Exercise material:
□ □ □ □ □

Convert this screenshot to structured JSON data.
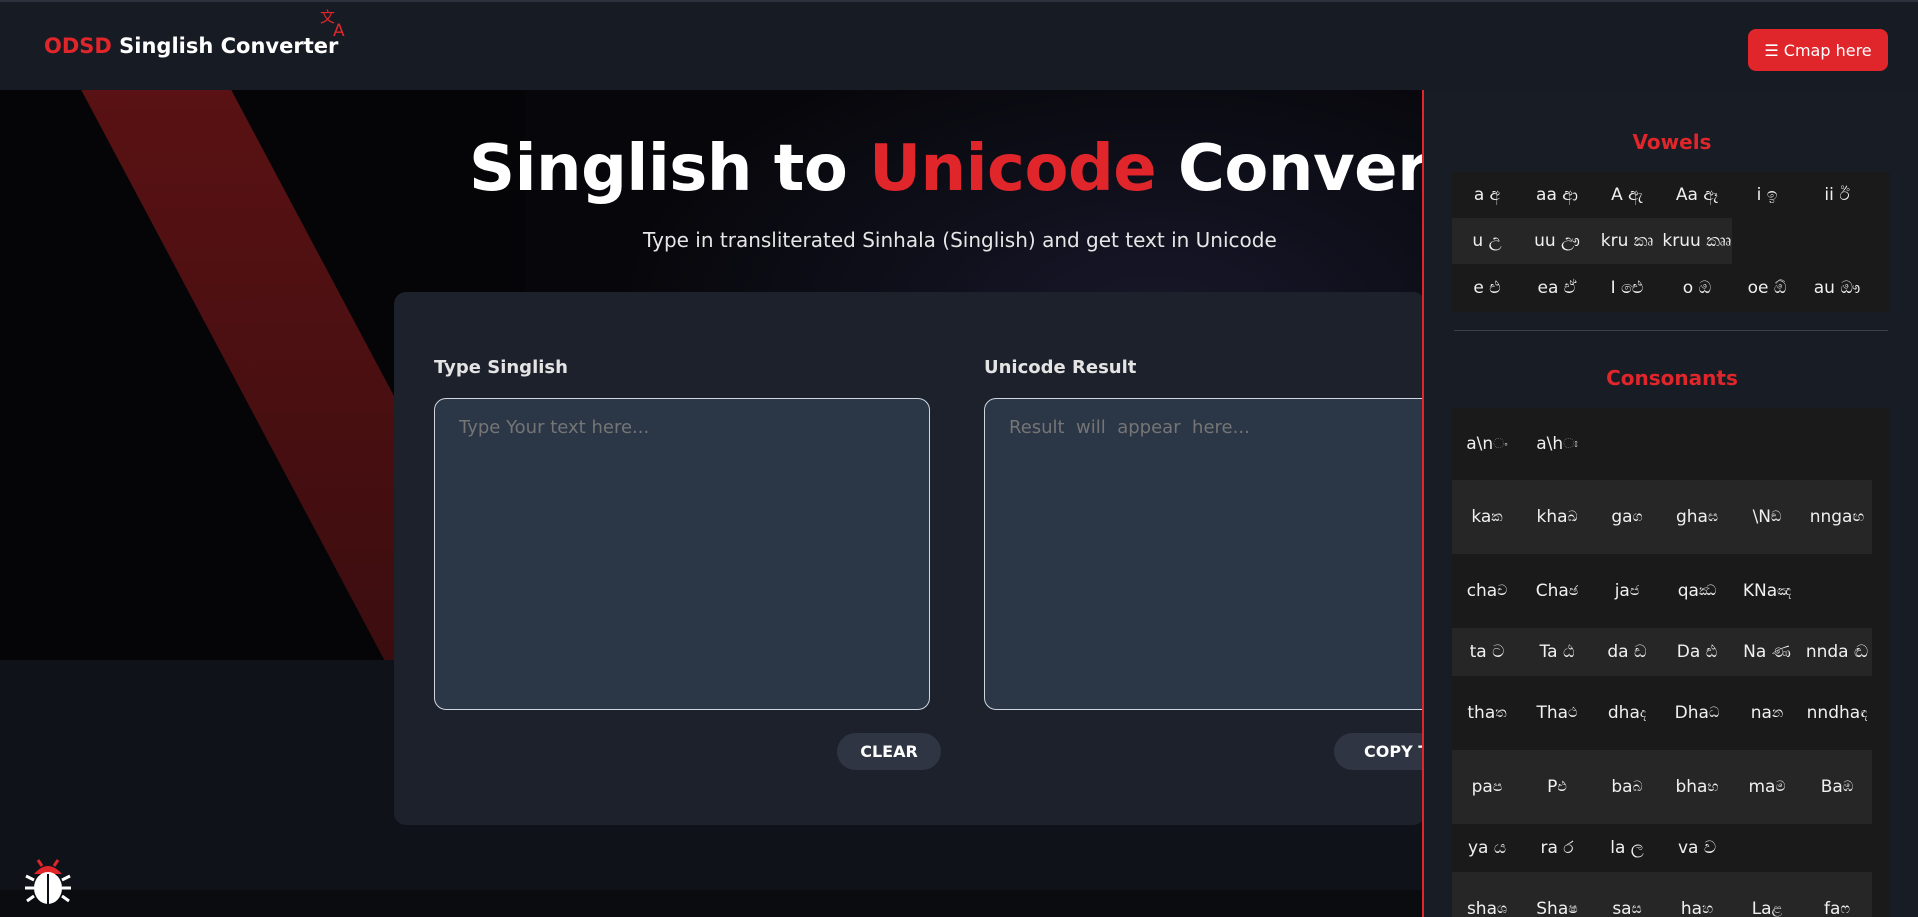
{
  "header": {
    "brand_accent": "ODSD",
    "brand_rest": "Singlish Converter",
    "translate_icon": "translate-icon",
    "cmap_button": "☰ Cmap here"
  },
  "hero": {
    "title_part1": "Singlish to ",
    "title_accent": "Unicode",
    "title_part2": " Converter",
    "subtitle": "Type in transliterated Sinhala (Singlish) and get text in Unicode"
  },
  "converter": {
    "input_label": "Type Singlish",
    "input_placeholder": "Type Your text here...",
    "input_value": "",
    "output_label": "Unicode Result",
    "output_placeholder": "Result  will  appear  here...",
    "output_value": "",
    "clear_button": "CLEAR",
    "copy_button": "COPY T"
  },
  "sidebar": {
    "vowels_title": "Vowels",
    "consonants_title": "Consonants",
    "vowels": [
      "a අ",
      "aa ආ",
      "A ඇ",
      "Aa ඈ",
      "i ඉ",
      "ii ඊ",
      "u උ",
      "uu ඌ",
      "kru කෘ",
      "kruu කෲ",
      "e එ",
      "ea ඒ",
      "I ඓ",
      "o ඔ",
      "oe ඕ",
      "au ඖ"
    ],
    "consonants": [
      "a\\n ං",
      "a\\h ඃ",
      "ka ක",
      "kha ඛ",
      "ga ග",
      "gha ඝ",
      "\\N ඞ",
      "nnga ඟ",
      "cha ච",
      "Cha ඡ",
      "ja ජ",
      "qa ඣ",
      "KNa ඤ",
      "ta ට",
      "Ta ඨ",
      "da ඩ",
      "Da ඪ",
      "Na ණ",
      "nnda ඬ",
      "tha ත",
      "Tha ථ",
      "dha ද",
      "Dha ධ",
      "na න",
      "nndha ඳ",
      "pa ප",
      "P ඵ",
      "ba බ",
      "bha භ",
      "ma ම",
      "Ba ඹ",
      "ya ය",
      "ra ර",
      "la ල",
      "va ව",
      "sha ශ",
      "Sha ෂ",
      "sa ස",
      "ha හ",
      "La ළ",
      "fa ෆ"
    ]
  },
  "colors": {
    "accent": "#e0262b",
    "header_bg": "#171b24",
    "card_bg": "#1c212b",
    "sidebar_bg": "#181c24"
  },
  "icons": {
    "bug": "bug-icon",
    "menu": "menu-icon"
  }
}
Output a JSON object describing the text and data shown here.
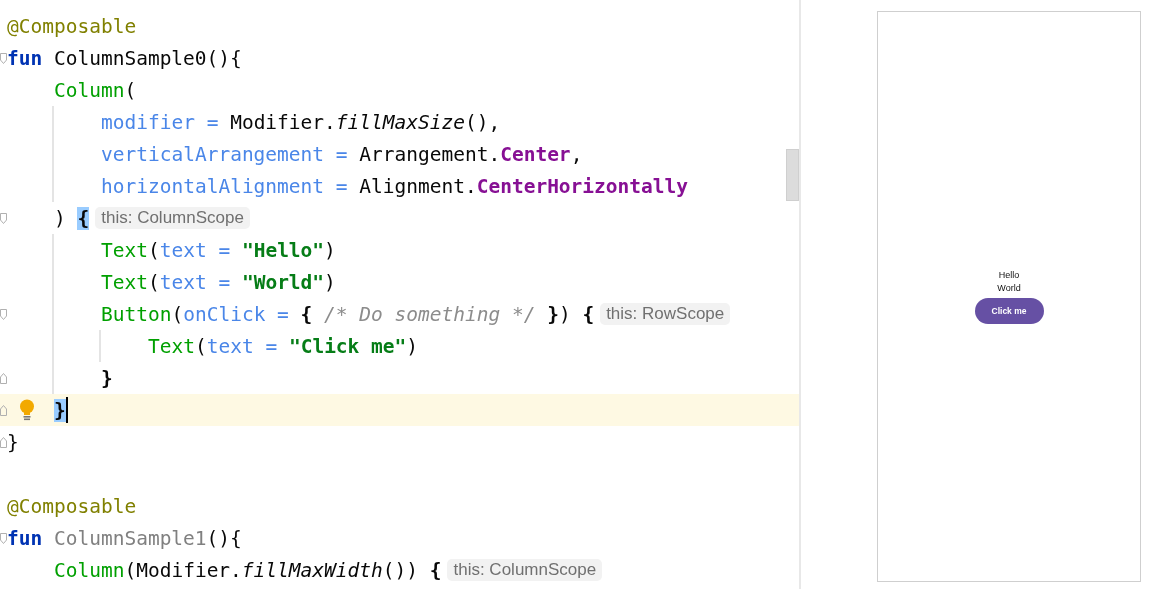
{
  "editor": {
    "blocks": [
      [
        {
          "fold_open": false,
          "fold_close": false,
          "current": false,
          "bulb": false,
          "tokens": [
            {
              "kind": "annotation",
              "text": "@Composable"
            }
          ]
        },
        {
          "fold_open": true,
          "fold_close": false,
          "current": false,
          "bulb": false,
          "tokens": [
            {
              "kind": "keyword",
              "text": "fun"
            },
            {
              "kind": "plain",
              "text": " ColumnSample0(){"
            }
          ],
          "children": [
            {
              "fold_open": false,
              "fold_close": false,
              "current": false,
              "bulb": false,
              "tokens": [
                {
                  "kind": "call",
                  "text": "Column"
                },
                {
                  "kind": "plain",
                  "text": "("
                }
              ],
              "children": [
                {
                  "fold_open": false,
                  "fold_close": false,
                  "current": false,
                  "bulb": false,
                  "tokens": [
                    {
                      "kind": "param",
                      "text": "modifier ="
                    },
                    {
                      "kind": "plain",
                      "text": " Modifier."
                    },
                    {
                      "kind": "extension",
                      "text": "fillMaxSize"
                    },
                    {
                      "kind": "plain",
                      "text": "(),"
                    }
                  ]
                },
                {
                  "fold_open": false,
                  "fold_close": false,
                  "current": false,
                  "bulb": false,
                  "tokens": [
                    {
                      "kind": "param",
                      "text": "verticalArrangement ="
                    },
                    {
                      "kind": "plain",
                      "text": " Arrangement."
                    },
                    {
                      "kind": "property",
                      "text": "Center"
                    },
                    {
                      "kind": "plain",
                      "text": ","
                    }
                  ]
                },
                {
                  "fold_open": false,
                  "fold_close": false,
                  "current": false,
                  "bulb": false,
                  "tokens": [
                    {
                      "kind": "param",
                      "text": "horizontalAlignment ="
                    },
                    {
                      "kind": "plain",
                      "text": " Alignment."
                    },
                    {
                      "kind": "property",
                      "text": "CenterHorizontally"
                    }
                  ]
                }
              ]
            },
            {
              "fold_open": true,
              "fold_close": false,
              "current": false,
              "bulb": false,
              "hint": "this: ColumnScope",
              "tokens": [
                {
                  "kind": "plain",
                  "text": ") "
                },
                {
                  "kind": "match",
                  "text": "{"
                }
              ],
              "children": [
                {
                  "fold_open": false,
                  "fold_close": false,
                  "current": false,
                  "bulb": false,
                  "tokens": [
                    {
                      "kind": "call",
                      "text": "Text"
                    },
                    {
                      "kind": "plain",
                      "text": "("
                    },
                    {
                      "kind": "param",
                      "text": "text ="
                    },
                    {
                      "kind": "string",
                      "text": " \"Hello\""
                    },
                    {
                      "kind": "plain",
                      "text": ")"
                    }
                  ]
                },
                {
                  "fold_open": false,
                  "fold_close": false,
                  "current": false,
                  "bulb": false,
                  "tokens": [
                    {
                      "kind": "call",
                      "text": "Text"
                    },
                    {
                      "kind": "plain",
                      "text": "("
                    },
                    {
                      "kind": "param",
                      "text": "text ="
                    },
                    {
                      "kind": "string",
                      "text": " \"World\""
                    },
                    {
                      "kind": "plain",
                      "text": ")"
                    }
                  ]
                },
                {
                  "fold_open": true,
                  "fold_close": false,
                  "current": false,
                  "bulb": false,
                  "hint": "this: RowScope",
                  "tokens": [
                    {
                      "kind": "call",
                      "text": "Button"
                    },
                    {
                      "kind": "plain",
                      "text": "("
                    },
                    {
                      "kind": "param",
                      "text": "onClick ="
                    },
                    {
                      "kind": "brace",
                      "text": " {"
                    },
                    {
                      "kind": "comment",
                      "text": " /* Do something */"
                    },
                    {
                      "kind": "brace",
                      "text": " }"
                    },
                    {
                      "kind": "plain",
                      "text": ")"
                    },
                    {
                      "kind": "brace",
                      "text": " {"
                    }
                  ],
                  "children": [
                    {
                      "fold_open": false,
                      "fold_close": false,
                      "current": false,
                      "bulb": false,
                      "tokens": [
                        {
                          "kind": "call",
                          "text": "Text"
                        },
                        {
                          "kind": "plain",
                          "text": "("
                        },
                        {
                          "kind": "param",
                          "text": "text ="
                        },
                        {
                          "kind": "string",
                          "text": " \"Click me\""
                        },
                        {
                          "kind": "plain",
                          "text": ")"
                        }
                      ]
                    }
                  ]
                },
                {
                  "fold_open": false,
                  "fold_close": true,
                  "current": false,
                  "bulb": false,
                  "tokens": [
                    {
                      "kind": "brace",
                      "text": "}"
                    }
                  ]
                }
              ]
            },
            {
              "fold_open": false,
              "fold_close": true,
              "current": true,
              "bulb": true,
              "tokens": [
                {
                  "kind": "match",
                  "text": "}"
                }
              ]
            }
          ]
        },
        {
          "fold_open": false,
          "fold_close": true,
          "current": false,
          "bulb": false,
          "tokens": [
            {
              "kind": "plain",
              "text": "}"
            }
          ]
        }
      ],
      [
        {
          "fold_open": false,
          "fold_close": false,
          "current": false,
          "bulb": false,
          "tokens": [
            {
              "kind": "annotation",
              "text": "@Composable"
            }
          ]
        },
        {
          "fold_open": true,
          "fold_close": false,
          "current": false,
          "bulb": false,
          "tokens": [
            {
              "kind": "keyword",
              "text": "fun"
            },
            {
              "kind": "unused",
              "text": " ColumnSample1"
            },
            {
              "kind": "plain",
              "text": "(){"
            }
          ],
          "children": [
            {
              "fold_open": false,
              "fold_close": false,
              "current": false,
              "bulb": false,
              "hint": "this: ColumnScope",
              "tokens": [
                {
                  "kind": "call",
                  "text": "Column"
                },
                {
                  "kind": "plain",
                  "text": "(Modifier."
                },
                {
                  "kind": "extension",
                  "text": "fillMaxWidth"
                },
                {
                  "kind": "plain",
                  "text": "())"
                },
                {
                  "kind": "brace",
                  "text": " {"
                }
              ]
            }
          ]
        }
      ]
    ]
  },
  "preview": {
    "texts": [
      "Hello",
      "World"
    ],
    "button": "Click me"
  }
}
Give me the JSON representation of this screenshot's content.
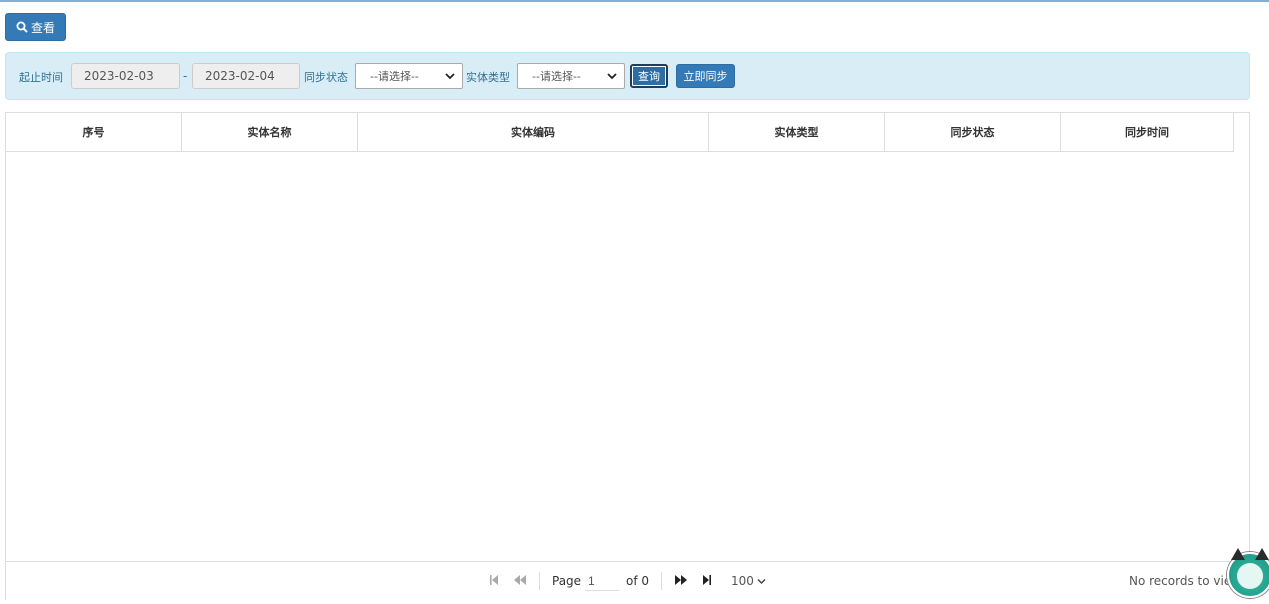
{
  "toolbar": {
    "view_label": "查看"
  },
  "filters": {
    "time_label": "起止时间",
    "start_date": "2023-02-03",
    "separator": "-",
    "end_date": "2023-02-04",
    "sync_status_label": "同步状态",
    "sync_status_value": "--请选择--",
    "entity_type_label": "实体类型",
    "entity_type_value": "--请选择--",
    "query_label": "查询",
    "sync_now_label": "立即同步"
  },
  "table": {
    "columns": [
      "序号",
      "实体名称",
      "实体编码",
      "实体类型",
      "同步状态",
      "同步时间"
    ],
    "rows": []
  },
  "pager": {
    "page_label": "Page",
    "page_value": "1",
    "of_label": "of 0",
    "page_size": "100",
    "records_text": "No records to view"
  },
  "colors": {
    "primary": "#337ab7",
    "filter_bg": "#d9edf7",
    "mascot": "#1a8f7d"
  }
}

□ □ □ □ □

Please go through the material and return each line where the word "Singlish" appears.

    "brand_rest": "Singlish Converter",
    "title_part1": "Singlish to ",
    "subtitle": "Type in transliterated Sinhala (Singlish) and get text in Unicode"
    "input_label": "Type Singlish",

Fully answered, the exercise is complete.